Vision and the ability to differentiate between colors in the spectrum are extremely essential in order to meet day-to-day chores of life. Human eye contains two specialized kinds of photoreceptor cells namely rods and cones that actively participate in regulating these activities. Any abnormalities or errors in these cells can result in the individual being unable to identify colors, a medical condition better known as color blindness or color vision defect.
Abnormalities in the color vision can occur either due to genetic disorder or acquired.
Genetic defects or inherited disorders are primarily as a result of mutated genes. Inherited color vision defect is primarily an X-linked disorder that is mostly prevalent in males. This is because males have only one single X-chromosome while females carry two sets of X-chromosomes. Hence, if the X-chromosome transferred to the male contains mutations that can cause color blindness, the child is definitely going to suffer from the disease. In case of females, chances of both the chromosomes carrying mutations are practically negligible. There are three different types of inherited color vision defects; namely monochromacy, dichromacy and anamolous trichromacy.
There are different reasons due to which a person can acquire color blindness and color vision defects. Some of these include any disease in the eye, injury to the retina, ageing, injury to the optic nerve, damage to the brain, damage caused due to excessive exposure to UV radiation or even as a result of side effects of certain medications.
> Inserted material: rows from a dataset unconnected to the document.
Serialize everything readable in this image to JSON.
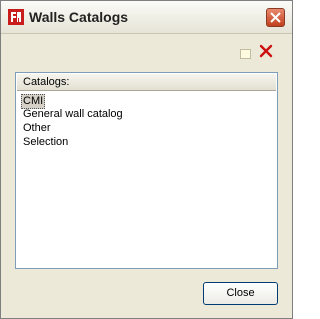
{
  "window": {
    "title": "Walls Catalogs"
  },
  "toolbar": {
    "new_icon": "new-item-icon",
    "delete_icon": "delete-x-icon"
  },
  "catalogs": {
    "header": "Catalogs:",
    "items": [
      "CMI",
      "General wall catalog",
      "Other",
      "Selection"
    ],
    "selected": "CMI"
  },
  "buttons": {
    "close_label": "Close"
  },
  "colors": {
    "close_button_red": "#c1401d",
    "delete_icon_red": "#cc1111",
    "list_border": "#7f9db9"
  }
}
Defects in the color vision were first identified and reported in 1798 by John Dalton, an English chemist. As a result, these diseases are sometimes referred to Daltonism. Today, detection and diagnosis of color blindness is extremely simple and easy. There are certain specialized color vision tests such as pseudoisochromatic plate tests and arrangement tests that are routinely used to screen for inherited color blindness disorders.